Nigeria has high potentials for aquaculture development, despite these potentials, fish production from aquaculture in Nigeria is still very low and-it is estimated as below 25.,607 metric tones in 1989 from total water surface area of about 5500 hectares (Ita, 1993). FDF (1996) gives an average of 16,618 metric tones of fish production through aquaculture from 1985-1994 in Nigeria. According to Miller (2004) an inventory of fish farms has been completed in all the 36 states and the Federal Capital Territory (FCT) with a total of 2,293 fish farms in the country.
This inventory is presently under verification and evaluation and will be compiled into a data base for shared use with all efforts made to use existing database to avoid duplication and facilitate compliments. Ten mostly southern states have 1,774 fish farms or 77% of total. This shows that pond fish farming is practiced in Nigeria where physical conditions (clay soils, water availability) and social economic environment are suitable.
he Federal government of Nigeria is of late, actively pursuing the development of the fisheries sub-sector in order to cope with the rising demand for fish and fish products and also to diversify its oil-based economy. The Federal government’s aim is to achieve self-sufficiency in fish production and ultimately to have fish products available for export. Unfortunately the fisheries sub-sector is under-developed despite it being the source of livelihood for many of the coastal populace. Rapid population growth in developing countries such as Nigeria, increased disposable income and changing consumer preferences has drastically increased the annual demand for aquatic food source. Proliferation of more efficient capture technologies, decades of government subsidies, increased market access even for remote fishing communities, and development programs aimed at increasing production from the fragile open-access resource has led to large scale depletion of fish resources. Thus, there is growing concern over the sustainability of wild fish stocks. The need for long-term investments to ensure the sustainability of production from aquaculture cannot therefore be over-emphasized. Intervention in this seemingly critical but neglected sector can be in the areas of planning, ecosystem-based resource management, post harvest sector, human resource development. This seeks to review the principles, status, trends, and future needs for investments in fisheries and aquaculture.

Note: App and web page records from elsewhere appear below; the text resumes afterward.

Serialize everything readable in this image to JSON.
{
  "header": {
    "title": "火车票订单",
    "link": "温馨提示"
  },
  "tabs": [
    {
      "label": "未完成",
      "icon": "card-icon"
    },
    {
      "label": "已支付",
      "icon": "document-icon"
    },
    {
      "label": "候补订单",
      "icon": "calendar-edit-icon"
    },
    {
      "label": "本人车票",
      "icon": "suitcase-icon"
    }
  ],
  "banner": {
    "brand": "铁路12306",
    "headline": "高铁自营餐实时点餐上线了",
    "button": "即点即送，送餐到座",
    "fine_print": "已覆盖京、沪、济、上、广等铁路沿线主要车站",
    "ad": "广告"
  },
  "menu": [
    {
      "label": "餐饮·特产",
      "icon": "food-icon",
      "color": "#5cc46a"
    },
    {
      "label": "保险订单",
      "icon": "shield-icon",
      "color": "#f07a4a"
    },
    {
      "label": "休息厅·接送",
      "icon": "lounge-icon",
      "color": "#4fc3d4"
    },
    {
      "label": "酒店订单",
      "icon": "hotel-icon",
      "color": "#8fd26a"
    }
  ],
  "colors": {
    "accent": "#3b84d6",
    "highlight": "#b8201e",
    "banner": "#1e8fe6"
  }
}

Concerted efforts to develop aquaculture in Nigeria has passed through distinct periods (1950 –1992) and the attempts to reduce the major constraints for rapid aquaculture development, featured prominently in the second phase of the National Development Plan (Ezenwa, 1994).
1.1 Aim and objectives
The broad objective of this study is to evaluate the potentials of aquaculture development in the fishing community of the study area.
Specific objectives are:
1.2 Justification of the study
The contribution of aquaculture to the Nigerian economy is tremendous but not properly managed by the individuals as well as the government. Lack of adequate infrastructure, quality control and lack of co-operation contribute the major problems of aquaculture in Nigeria. The level of fish production will increase if proper measures are taken. Therefore, this study is justified as it will provide an insight to the improvement of the socio economic wellbeing of the study area, enlightening the fish farmers of the possibility of using the water body for aquaculture purposes and also to culture fish in cages if the water is found suitable.
1.3 Limitations of Study
Majority of the respondent interviewed were unable to fill the questionnaire themselves which resulted in spending much time on an individual that would have been used in interviewing more than the number interviewed.
Some farmers would not cooperate for they belief the end result of the study will not be of benefit to them